:: Task inputs ::

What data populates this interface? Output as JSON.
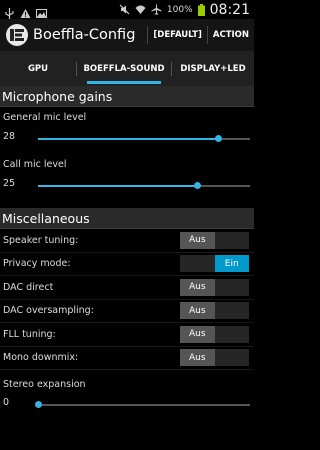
{
  "status_bar": {
    "battery": "100%",
    "time": "08:21"
  },
  "action_bar": {
    "title": "Boeffla-Config",
    "default_label": "[DEFAULT]",
    "action_label": "ACTION"
  },
  "tabs": [
    {
      "label": "GPU"
    },
    {
      "label": "BOEFFLA-SOUND"
    },
    {
      "label": "DISPLAY+LED"
    }
  ],
  "sections": {
    "mic": {
      "title": "Microphone gains",
      "general": {
        "label": "General mic level",
        "value": "28",
        "fraction": 0.85
      },
      "call": {
        "label": "Call mic level",
        "value": "25",
        "fraction": 0.75
      }
    },
    "misc": {
      "title": "Miscellaneous",
      "toggles": [
        {
          "label": "Speaker tuning:",
          "off": "Aus",
          "on": "",
          "state": "off"
        },
        {
          "label": "Privacy mode:",
          "off": "",
          "on": "Ein",
          "state": "on"
        },
        {
          "label": "DAC direct",
          "off": "Aus",
          "on": "",
          "state": "off"
        },
        {
          "label": "DAC oversampling:",
          "off": "Aus",
          "on": "",
          "state": "off"
        },
        {
          "label": "FLL tuning:",
          "off": "Aus",
          "on": "",
          "state": "off"
        },
        {
          "label": "Mono downmix:",
          "off": "Aus",
          "on": "",
          "state": "off"
        }
      ],
      "stereo": {
        "label": "Stereo expansion",
        "value": "0",
        "fraction": 0.0
      }
    }
  },
  "colors": {
    "accent": "#33b5e5",
    "toggle_on": "#0099cc",
    "toggle_off": "#555555"
  }
}
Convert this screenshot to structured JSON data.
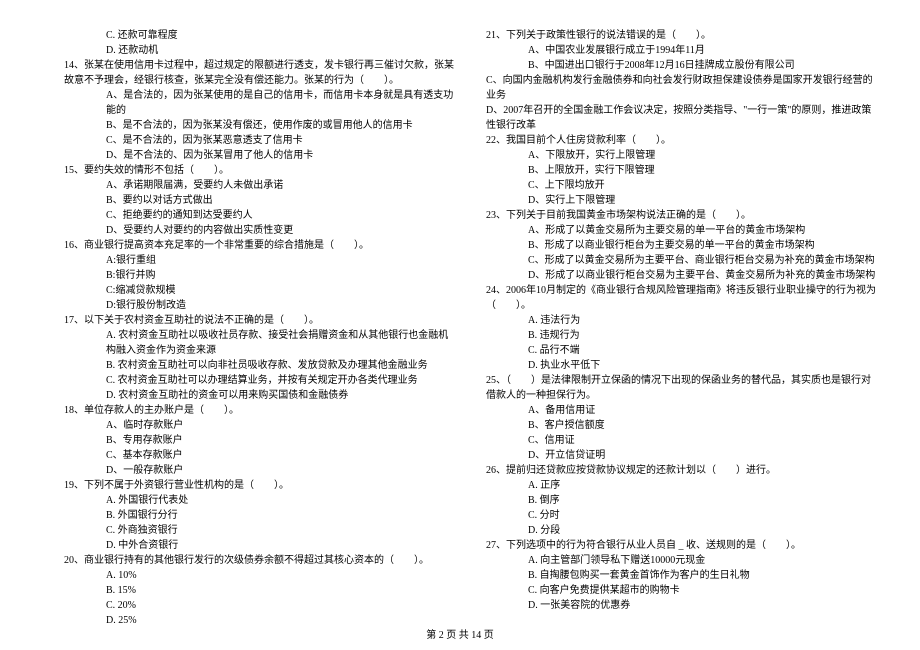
{
  "left": {
    "l0": "C. 还款可靠程度",
    "l1": "D. 还款动机",
    "q14": "14、张某在使用信用卡过程中，超过规定的限额进行透支，发卡银行再三催讨欠款，张某故意不予理会，经银行核查，张某完全没有偿还能力。张某的行为（　　）。",
    "q14a": "A、是合法的，因为张某使用的是自己的信用卡，而信用卡本身就是具有透支功能的",
    "q14b": "B、是不合法的，因为张某没有偿还，使用作废的或冒用他人的信用卡",
    "q14c": "C、是不合法的，因为张某恶意透支了信用卡",
    "q14d": "D、是不合法的、因为张某冒用了他人的信用卡",
    "q15": "15、要约失效的情形不包括（　　）。",
    "q15a": "A、承诺期限届满，受要约人未做出承诺",
    "q15b": "B、要约以对话方式做出",
    "q15c": "C、拒绝要约的通知到达受要约人",
    "q15d": "D、受要约人对要约的内容做出实质性变更",
    "q16": "16、商业银行提高资本充足率的一个非常重要的综合措施是（　　）。",
    "q16a": "A:银行重组",
    "q16b": "B:银行并购",
    "q16c": "C:缩减贷款规模",
    "q16d": "D:银行股份制改造",
    "q17": "17、以下关于农村资金互助社的说法不正确的是（　　）。",
    "q17a": "A. 农村资金互助社以吸收社员存款、接受社会捐赠资金和从其他银行也金融机构融入资金作为资金来源",
    "q17b": "B. 农村资金互助社可以向非社员吸收存款、发放贷款及办理其他金融业务",
    "q17c": "C. 农村资金互助社可以办理结算业务，并按有关规定开办各类代理业务",
    "q17d": "D. 农村资金互助社的资金可以用来购买国债和金融债券",
    "q18": "18、单位存款人的主办账户是（　　）。",
    "q18a": "A、临时存款账户",
    "q18b": "B、专用存款账户",
    "q18c": "C、基本存款账户",
    "q18d": "D、一般存款账户",
    "q19": "19、下列不属于外资银行营业性机构的是（　　）。",
    "q19a": "A. 外国银行代表处",
    "q19b": "B. 外国银行分行",
    "q19c": "C. 外商独资银行",
    "q19d": "D. 中外合资银行",
    "q20": "20、商业银行持有的其他银行发行的次级债券余额不得超过其核心资本的（　　）。",
    "q20a": "A. 10%",
    "q20b": "B. 15%",
    "q20c": "C. 20%",
    "q20d": "D. 25%"
  },
  "right": {
    "q21": "21、下列关于政策性银行的说法错误的是（　　）。",
    "q21a": "A、中国农业发展银行成立于1994年11月",
    "q21b": "B、中国进出口银行于2008年12月16日挂牌成立股份有限公司",
    "q21c": "C、向国内金融机构发行金融债券和向社会发行财政担保建设债券是国家开发银行经营的业务",
    "q21d": "D、2007年召开的全国金融工作会议决定，按照分类指导、\"一行一策\"的原则，推进政策性银行改革",
    "q22": "22、我国目前个人住房贷款利率（　　）。",
    "q22a": "A、下限放开，实行上限管理",
    "q22b": "B、上限放开，实行下限管理",
    "q22c": "C、上下限均放开",
    "q22d": "D、实行上下限管理",
    "q23": "23、下列关于目前我国黄金市场架构说法正确的是（　　）。",
    "q23a": "A、形成了以黄金交易所为主要交易的单一平台的黄金市场架构",
    "q23b": "B、形成了以商业银行柜台为主要交易的单一平台的黄金市场架构",
    "q23c": "C、形成了以黄金交易所为主要平台、商业银行柜台交易为补充的黄金市场架构",
    "q23d": "D、形成了以商业银行柜台交易为主要平台、黄金交易所为补充的黄金市场架构",
    "q24": "24、2006年10月制定的《商业银行合规风险管理指南》将违反银行业职业操守的行为视为（　　）。",
    "q24a": "A. 违法行为",
    "q24b": "B. 违规行为",
    "q24c": "C. 品行不端",
    "q24d": "D. 执业水平低下",
    "q25": "25、（　　）是法律限制开立保函的情况下出现的保函业务的替代品，其实质也是银行对借款人的一种担保行为。",
    "q25a": "A、备用信用证",
    "q25b": "B、客户授信额度",
    "q25c": "C、信用证",
    "q25d": "D、开立信贷证明",
    "q26": "26、提前归还贷款应按贷款协议规定的还款计划以（　　）进行。",
    "q26a": "A. 正序",
    "q26b": "B. 倒序",
    "q26c": "C. 分时",
    "q26d": "D. 分段",
    "q27": "27、下列选项中的行为符合银行从业人员自 _ 收、送规则的是（　　）。",
    "q27a": "A. 向主管部门领导私下赠送10000元现金",
    "q27b": "B. 自掏腰包购买一套黄金首饰作为客户的生日礼物",
    "q27c": "C. 向客户免费提供某超市的购物卡",
    "q27d": "D. 一张美容院的优惠券"
  },
  "footer": "第 2 页 共 14 页"
}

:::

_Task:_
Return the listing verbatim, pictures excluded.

_Written answer:_
What data populates this interface? Output as JSON.
{
  "status_bar": {
    "battery": "100%",
    "time": "08:21"
  },
  "action_bar": {
    "title": "Boeffla-Config",
    "default_label": "[DEFAULT]",
    "action_label": "ACTION"
  },
  "tabs": [
    {
      "label": "GPU"
    },
    {
      "label": "BOEFFLA-SOUND"
    },
    {
      "label": "DISPLAY+LED"
    }
  ],
  "sections": {
    "mic": {
      "title": "Microphone gains",
      "general": {
        "label": "General mic level",
        "value": "28",
        "fraction": 0.85
      },
      "call": {
        "label": "Call mic level",
        "value": "25",
        "fraction": 0.75
      }
    },
    "misc": {
      "title": "Miscellaneous",
      "toggles": [
        {
          "label": "Speaker tuning:",
          "off": "Aus",
          "on": "",
          "state": "off"
        },
        {
          "label": "Privacy mode:",
          "off": "",
          "on": "Ein",
          "state": "on"
        },
        {
          "label": "DAC direct",
          "off": "Aus",
          "on": "",
          "state": "off"
        },
        {
          "label": "DAC oversampling:",
          "off": "Aus",
          "on": "",
          "state": "off"
        },
        {
          "label": "FLL tuning:",
          "off": "Aus",
          "on": "",
          "state": "off"
        },
        {
          "label": "Mono downmix:",
          "off": "Aus",
          "on": "",
          "state": "off"
        }
      ],
      "stereo": {
        "label": "Stereo expansion",
        "value": "0",
        "fraction": 0.0
      }
    }
  },
  "colors": {
    "accent": "#33b5e5",
    "toggle_on": "#0099cc",
    "toggle_off": "#555555"
  }
}
Convert this screenshot to structured JSON data.
{
  "left": {
    "l0": "C. 还款可靠程度",
    "l1": "D. 还款动机",
    "q14": "14、张某在使用信用卡过程中，超过规定的限额进行透支，发卡银行再三催讨欠款，张某故意不予理会，经银行核查，张某完全没有偿还能力。张某的行为（　　）。",
    "q14a": "A、是合法的，因为张某使用的是自己的信用卡，而信用卡本身就是具有透支功能的",
    "q14b": "B、是不合法的，因为张某没有偿还，使用作废的或冒用他人的信用卡",
    "q14c": "C、是不合法的，因为张某恶意透支了信用卡",
    "q14d": "D、是不合法的、因为张某冒用了他人的信用卡",
    "q15": "15、要约失效的情形不包括（　　）。",
    "q15a": "A、承诺期限届满，受要约人未做出承诺",
    "q15b": "B、要约以对话方式做出",
    "q15c": "C、拒绝要约的通知到达受要约人",
    "q15d": "D、受要约人对要约的内容做出实质性变更",
    "q16": "16、商业银行提高资本充足率的一个非常重要的综合措施是（　　）。",
    "q16a": "A:银行重组",
    "q16b": "B:银行并购",
    "q16c": "C:缩减贷款规模",
    "q16d": "D:银行股份制改造",
    "q17": "17、以下关于农村资金互助社的说法不正确的是（　　）。",
    "q17a": "A. 农村资金互助社以吸收社员存款、接受社会捐赠资金和从其他银行也金融机构融入资金作为资金来源",
    "q17b": "B. 农村资金互助社可以向非社员吸收存款、发放贷款及办理其他金融业务",
    "q17c": "C. 农村资金互助社可以办理结算业务，并按有关规定开办各类代理业务",
    "q17d": "D. 农村资金互助社的资金可以用来购买国债和金融债券",
    "q18": "18、单位存款人的主办账户是（　　）。",
    "q18a": "A、临时存款账户",
    "q18b": "B、专用存款账户",
    "q18c": "C、基本存款账户",
    "q18d": "D、一般存款账户",
    "q19": "19、下列不属于外资银行营业性机构的是（　　）。",
    "q19a": "A. 外国银行代表处",
    "q19b": "B. 外国银行分行",
    "q19c": "C. 外商独资银行",
    "q19d": "D. 中外合资银行",
    "q20": "20、商业银行持有的其他银行发行的次级债券余额不得超过其核心资本的（　　）。",
    "q20a": "A. 10%",
    "q20b": "B. 15%",
    "q20c": "C. 20%",
    "q20d": "D. 25%"
  },
  "right": {
    "q21": "21、下列关于政策性银行的说法错误的是（　　）。",
    "q21a": "A、中国农业发展银行成立于1994年11月",
    "q21b": "B、中国进出口银行于2008年12月16日挂牌成立股份有限公司",
    "q21c": "C、向国内金融机构发行金融债券和向社会发行财政担保建设债券是国家开发银行经营的业务",
    "q21d": "D、2007年召开的全国金融工作会议决定，按照分类指导、\"一行一策\"的原则，推进政策性银行改革",
    "q22": "22、我国目前个人住房贷款利率（　　）。",
    "q22a": "A、下限放开，实行上限管理",
    "q22b": "B、上限放开，实行下限管理",
    "q22c": "C、上下限均放开",
    "q22d": "D、实行上下限管理",
    "q23": "23、下列关于目前我国黄金市场架构说法正确的是（　　）。",
    "q23a": "A、形成了以黄金交易所为主要交易的单一平台的黄金市场架构",
    "q23b": "B、形成了以商业银行柜台为主要交易的单一平台的黄金市场架构",
    "q23c": "C、形成了以黄金交易所为主要平台、商业银行柜台交易为补充的黄金市场架构",
    "q23d": "D、形成了以商业银行柜台交易为主要平台、黄金交易所为补充的黄金市场架构",
    "q24": "24、2006年10月制定的《商业银行合规风险管理指南》将违反银行业职业操守的行为视为（　　）。",
    "q24a": "A. 违法行为",
    "q24b": "B. 违规行为",
    "q24c": "C. 品行不端",
    "q24d": "D. 执业水平低下",
    "q25": "25、（　　）是法律限制开立保函的情况下出现的保函业务的替代品，其实质也是银行对借款人的一种担保行为。",
    "q25a": "A、备用信用证",
    "q25b": "B、客户授信额度",
    "q25c": "C、信用证",
    "q25d": "D、开立信贷证明",
    "q26": "26、提前归还贷款应按贷款协议规定的还款计划以（　　）进行。",
    "q26a": "A. 正序",
    "q26b": "B. 倒序",
    "q26c": "C. 分时",
    "q26d": "D. 分段",
    "q27": "27、下列选项中的行为符合银行从业人员自 _ 收、送规则的是（　　）。",
    "q27a": "A. 向主管部门领导私下赠送10000元现金",
    "q27b": "B. 自掏腰包购买一套黄金首饰作为客户的生日礼物",
    "q27c": "C. 向客户免费提供某超市的购物卡",
    "q27d": "D. 一张美容院的优惠券"
  },
  "footer": "第 2 页 共 14 页"
}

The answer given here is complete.